┌──
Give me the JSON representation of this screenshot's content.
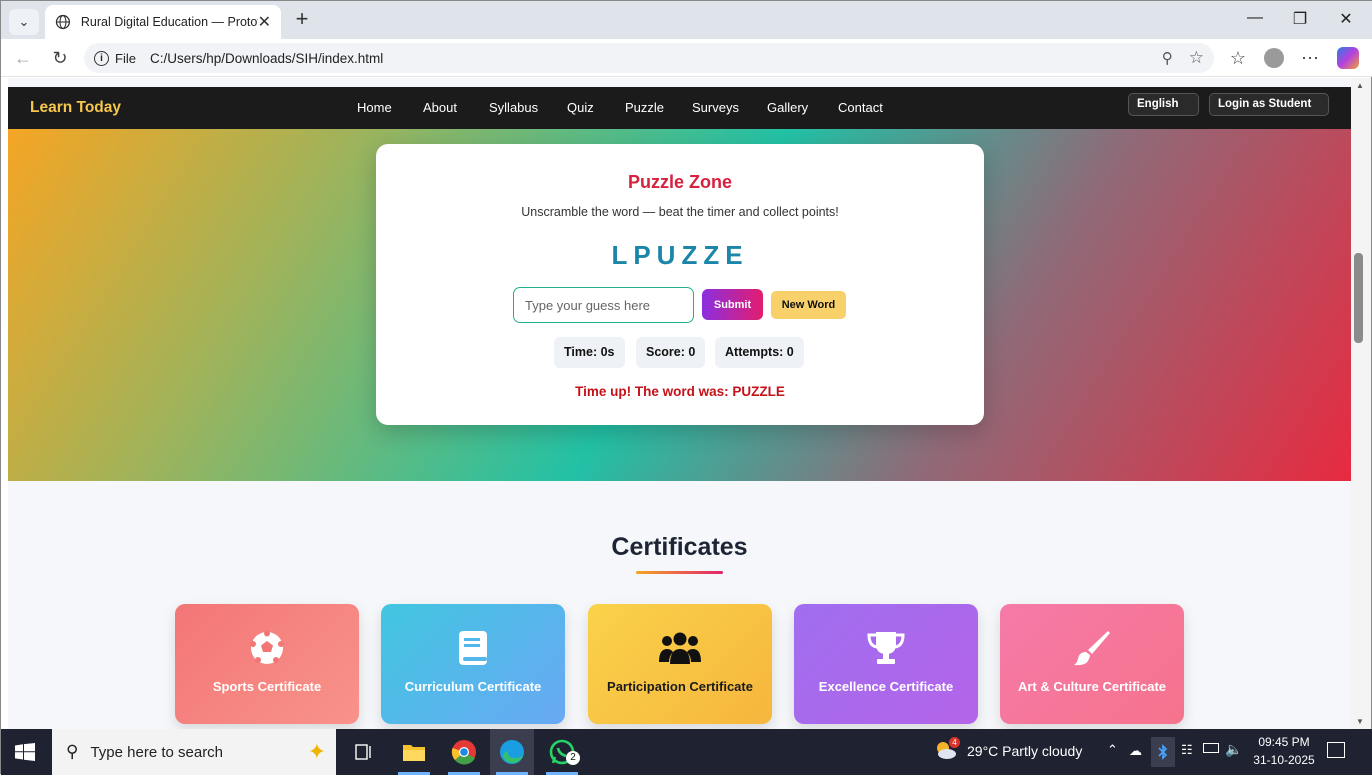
{
  "browser": {
    "tab_title": "Rural Digital Education — Prototype",
    "address_scheme": "File",
    "address_url": "C:/Users/hp/Downloads/SIH/index.html"
  },
  "site": {
    "brand": "Learn Today",
    "nav": [
      "Home",
      "About",
      "Syllabus",
      "Quiz",
      "Puzzle",
      "Surveys",
      "Gallery",
      "Contact"
    ],
    "language": "English",
    "login": "Login as Student"
  },
  "puzzle": {
    "title": "Puzzle Zone",
    "subtitle": "Unscramble the word — beat the timer and collect points!",
    "scrambled": "LPUZZE",
    "placeholder": "Type your guess here",
    "submit": "Submit",
    "new_word": "New Word",
    "time": "Time: 0s",
    "score": "Score: 0",
    "attempts": "Attempts: 0",
    "message": "Time up! The word was: PUZZLE"
  },
  "certificates": {
    "title": "Certificates",
    "items": [
      {
        "label": "Sports Certificate",
        "icon": "soccer-ball-icon"
      },
      {
        "label": "Curriculum Certificate",
        "icon": "book-icon"
      },
      {
        "label": "Participation Certificate",
        "icon": "users-icon"
      },
      {
        "label": "Excellence Certificate",
        "icon": "trophy-icon"
      },
      {
        "label": "Art & Culture Certificate",
        "icon": "paintbrush-icon"
      }
    ]
  },
  "taskbar": {
    "search_placeholder": "Type here to search",
    "weather": "29°C  Partly cloudy",
    "weather_badge": "4",
    "whatsapp_badge": "2",
    "time": "09:45 PM",
    "date": "31-10-2025"
  }
}
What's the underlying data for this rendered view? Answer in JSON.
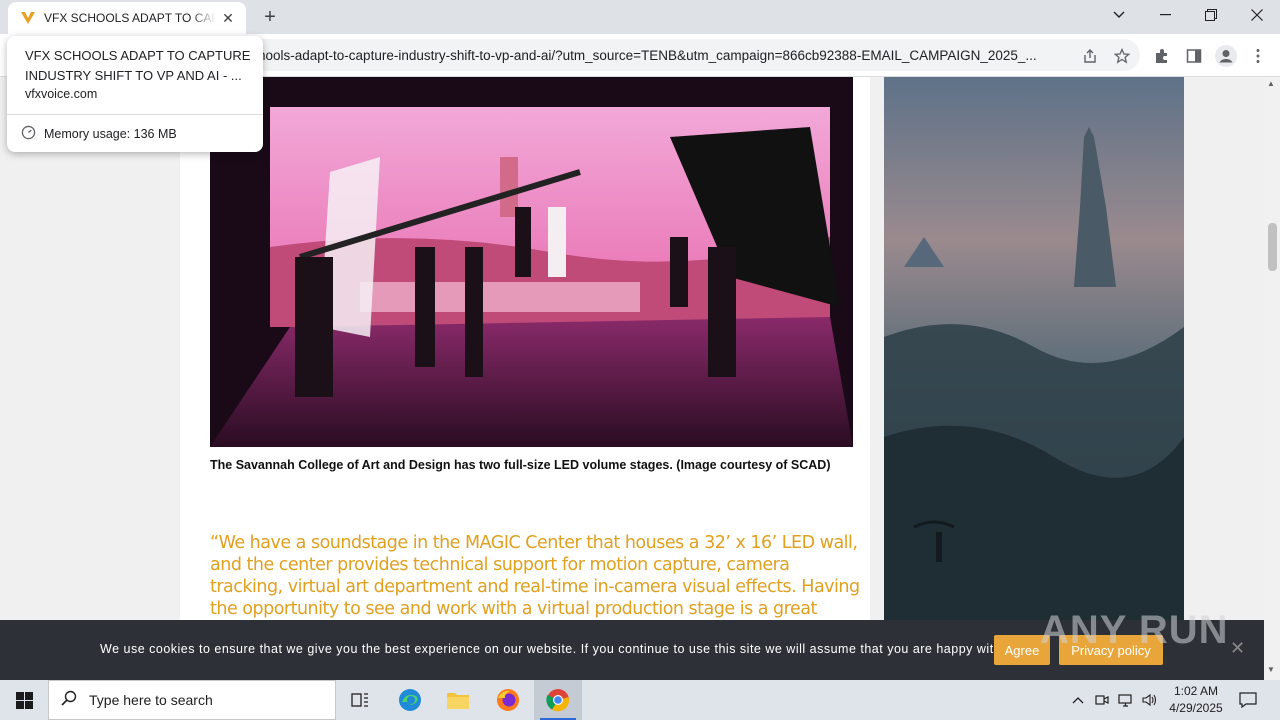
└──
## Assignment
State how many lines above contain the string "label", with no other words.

## Answer to the exercise
5